The soundtrack is also wonderful. It’s simple but beautiful. I’m really blown away that the same filmmaker who did Nekromantik, did this. I felt like that one was really over exploitive and ultra-graphic for shock purposes. I’m happy he was able to reel it in and find something meaningful to build around.


(2005) The Call of Cthulhu

I wanted to hate this because just the idea of a silent film being made in 2005 seems ridiculous. I enjoy silent films like Vampyr and Nosferatu genuinely but also out of an appreciation for the level of creativity established within the confines of the time periods technological limitations.

With The Call of Cthulhu, I actually kept forgetting that I was watching a modern silent film. It’s a true homage to that era. The visuals were great, loved the dated animation and set pieces. The acting was on point, you know, over the top expressionism and such.

It’s a simple and brief journey back in time. With that being said, if no one could make another silent film, that would be great.


(2015) Darling

I’m really starting to enjoy Lauren Ashley Carter, her acting is wonderfully restrained. Unfortunately this film, albeit quite good, felt too much like a Polanski imitation rather than a respectable nod to his style.

The first time you see some of Polanski’s techniques, especially with his innovative sound design, it’s invigorating. The second time you see them, especially from someone other than the man himself, it feels kind of stale.

I can’t praise this movie for its innovation. It really felt like an incredibly well done film school project. Watch Polanski’s Repulsion back to back with this and you’ll get what I’m talking about.


(2010) Beyond the Black Rainbow

Beyond the Black Rainbow is the most heartbreaking movie not to enjoy because it’s truly stunning visually. Unfortunately the plot is completely nonsensical and dizzyingly confusing.

I recommend checking this one out but maybe mute the volume, smoke as much dope as possible and listen to some doom metal.


(1979) The Driller Killer

This is ended up being way better than I could have ever expected. At first glance it seems like a typical popcorn slasher indicative of this era but it’s more than that. I wouldn’t even bother reading the premise because I don’t even think it really explains the main motives in this film.

It’s less of a flipped switch that turns on our killers instincts and more of an intense downward spiral. That’s really what separates this from any generic slasher, it’s about the decaying sanity of the protagonist and not about the body count.

There’s some minor bullshit like victims putting up little to no resistance but beyond that, Abel Ferrara crafts an excellent horror film. Even more important, his performance in the movie is commendable

If you’re up for some dirty, violent arthouse horror then definitely give this one a shot. It seems to far okay among horror fans but I believe it’s pretty underrated in general.


(1995) The Addiction

I always beat my meat for the short and sweet. The Addiction gets straight to the point while delivering a powerful message about addiction.

I’m not sure why film history has glorified New York City as a beacon for crime and sin but it serves as an excellent backdrop for this arthouse style horror. It’s gritty, dirty and coincides with a lot of the darker human aspects that are being exposed.

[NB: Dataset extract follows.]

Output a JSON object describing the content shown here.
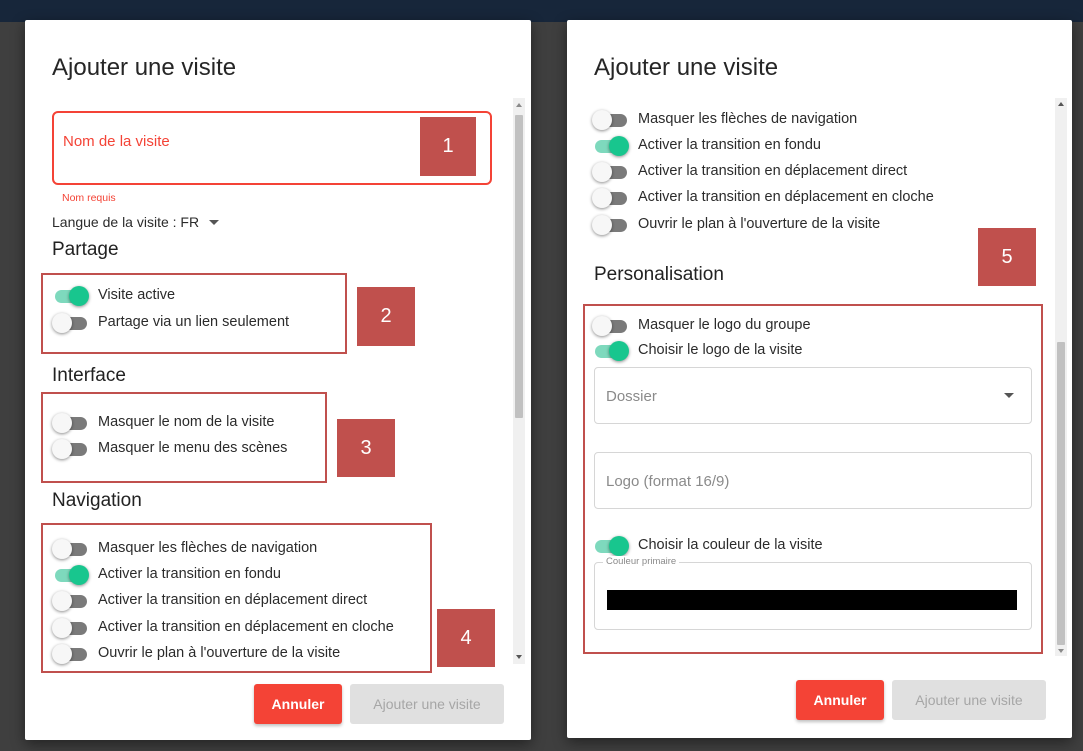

“To face what we are in the end, we stand before the light and our true nature is revealed. Self-revelation is annihilation of self.”

On it’s surface, this is an excellent vampire film. It’s not a bloodbath per say but every scene of violence pops well. Lot of themes come with a movie about addiction of course. Addictions are really only ever overcome by redemption and sacrifice. the main character Kathleen has to come to some pretty fate affirming revelations to be able to be at peace.

This is an excellent film. It borders on pretentious occasionally but I believe all the grandiose points being made, end up being validated.